Another exciting and lucrative career that combines outdoor work with environmental protection is environmental engineering. These engineers have an important function, as the work they do contributes to the creation of healthy environments necessary to sustain and protect our communities.

Their work involves creating engineering fixes for waste disposal, hazardous materials containment, water and air pollution, and unsafe drinking water. Some environmental engineers also tackle global environmental issues such as environmental engineering, automotive emissions, and ozone depletion.

Environmental engineers are often employed with local, state, and federal agencies and environmental consulting firms. They may also work for nonprofits and corporations.

3. Landscape Architect

  • Job Growth Rate (2020-30): 0%
  • Median Annual Salary (May 2020): $70,630
  • Educational Requirements: All states require landscape architects to be licensed. Most positions require a bachelor's degree in landscape architecture. Licensing requirements vary by state but typically include passing the Landscape Architect Registration Exam.

Landscape architects design and create outdoor living and recreational spaces for houses, gardens, parks, hospitals, and more. These creative professionals are involved in all phases of the design process, from site analysis and planning to project completion.

They work in coordination with city planners, architectural engineers, and civil engineers to design projects that are not only aesthetically appealing but also functional and environmentally friendly.

Landscape architects typically work at architectural firms, engineering companies, and government agencies; many also work as independent contractors. Much of their time is spent on construction at job sites, in the office working on site plans, and meeting with clients to discuss project plans and progress.

4. Geologist

  • Job Growth Rate (2020-30): 7%
  • Median Annual Salary (May 2020): $93,580
  • Educational Requirements: A bachelor's degree in geology, environmental science, or a related field is required for most entry-level jobs; however, some employers may prefer a master's degree.

Another fun and interesting career that takes you outdoors is geology. Geologists are scientists that study the Earth, including its formation history, materials, and processes.

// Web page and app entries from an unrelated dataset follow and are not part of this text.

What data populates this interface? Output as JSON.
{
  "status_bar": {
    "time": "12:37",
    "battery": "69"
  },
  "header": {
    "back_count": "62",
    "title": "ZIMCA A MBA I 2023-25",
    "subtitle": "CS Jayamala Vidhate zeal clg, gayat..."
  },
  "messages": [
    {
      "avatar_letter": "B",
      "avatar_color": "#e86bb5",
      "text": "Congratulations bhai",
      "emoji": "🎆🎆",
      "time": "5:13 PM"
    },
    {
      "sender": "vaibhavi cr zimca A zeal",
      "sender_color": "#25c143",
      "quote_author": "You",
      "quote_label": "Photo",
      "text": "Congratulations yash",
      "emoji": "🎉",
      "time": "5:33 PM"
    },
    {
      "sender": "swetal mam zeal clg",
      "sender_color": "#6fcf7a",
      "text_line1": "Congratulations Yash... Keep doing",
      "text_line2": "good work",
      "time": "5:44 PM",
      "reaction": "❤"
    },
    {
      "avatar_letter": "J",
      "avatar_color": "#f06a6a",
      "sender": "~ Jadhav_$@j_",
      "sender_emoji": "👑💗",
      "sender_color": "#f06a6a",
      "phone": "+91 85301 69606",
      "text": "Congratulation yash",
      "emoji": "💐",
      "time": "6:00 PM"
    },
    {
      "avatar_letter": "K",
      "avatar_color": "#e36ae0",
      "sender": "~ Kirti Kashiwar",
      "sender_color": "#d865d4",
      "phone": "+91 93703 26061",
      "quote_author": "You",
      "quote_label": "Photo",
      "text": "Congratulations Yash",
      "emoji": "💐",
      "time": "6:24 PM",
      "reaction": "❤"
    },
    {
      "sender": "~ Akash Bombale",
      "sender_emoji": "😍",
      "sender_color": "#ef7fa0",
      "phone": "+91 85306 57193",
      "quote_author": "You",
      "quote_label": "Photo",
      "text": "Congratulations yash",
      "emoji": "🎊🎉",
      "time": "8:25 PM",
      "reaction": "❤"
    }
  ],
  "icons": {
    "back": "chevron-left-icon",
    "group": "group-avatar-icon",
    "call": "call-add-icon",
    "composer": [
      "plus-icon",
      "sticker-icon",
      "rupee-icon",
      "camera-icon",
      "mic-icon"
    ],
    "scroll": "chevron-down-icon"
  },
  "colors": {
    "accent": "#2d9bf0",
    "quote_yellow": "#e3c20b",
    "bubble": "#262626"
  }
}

Geologists do important work like evaluating sites, identifying and locating natural resources, and studying the processes associated with natural disasters.

They help better predict future occurrences and outcomes related to our environment, including processes that may contribute to climate change and other prevalent environmental issues.

The majority of geologists are employed with environmental engineering firms, government agencies, environmental consulting companies, and nonprofits. They typically split their time between working in offices and labs and conducting fieldwork.

5. Forester

  • Job Growth Rate (2020-30): 7%
  • Median Annual Salary (May 2020): $64,010
  • Educational Requirements: Most employers require a bachelor's degree in forestry, horticulture, agricultural engineering, or a related field. Certain states require foresters to be licensed.

Foresters are primarily responsible for forest management in the public and private sectors, and play an important role in the conservation and rehabilitation of forests, which are a critical part of the environment.

Foresters are often involved with wilderness protection, sustainable timber harvesting, forest propagation, fire management, public wilderness recreation, habitat and trail management, timber valuation, and the implementation of forest regulations.

Most foresters work with local, state, and federal government agencies; they may also work on behalf of private landowners, land management companies, and social advocacy organizations. Work is completed outdoors in national and state forest areas and parks.

Feature Image: South_agency / E+ / Getty Images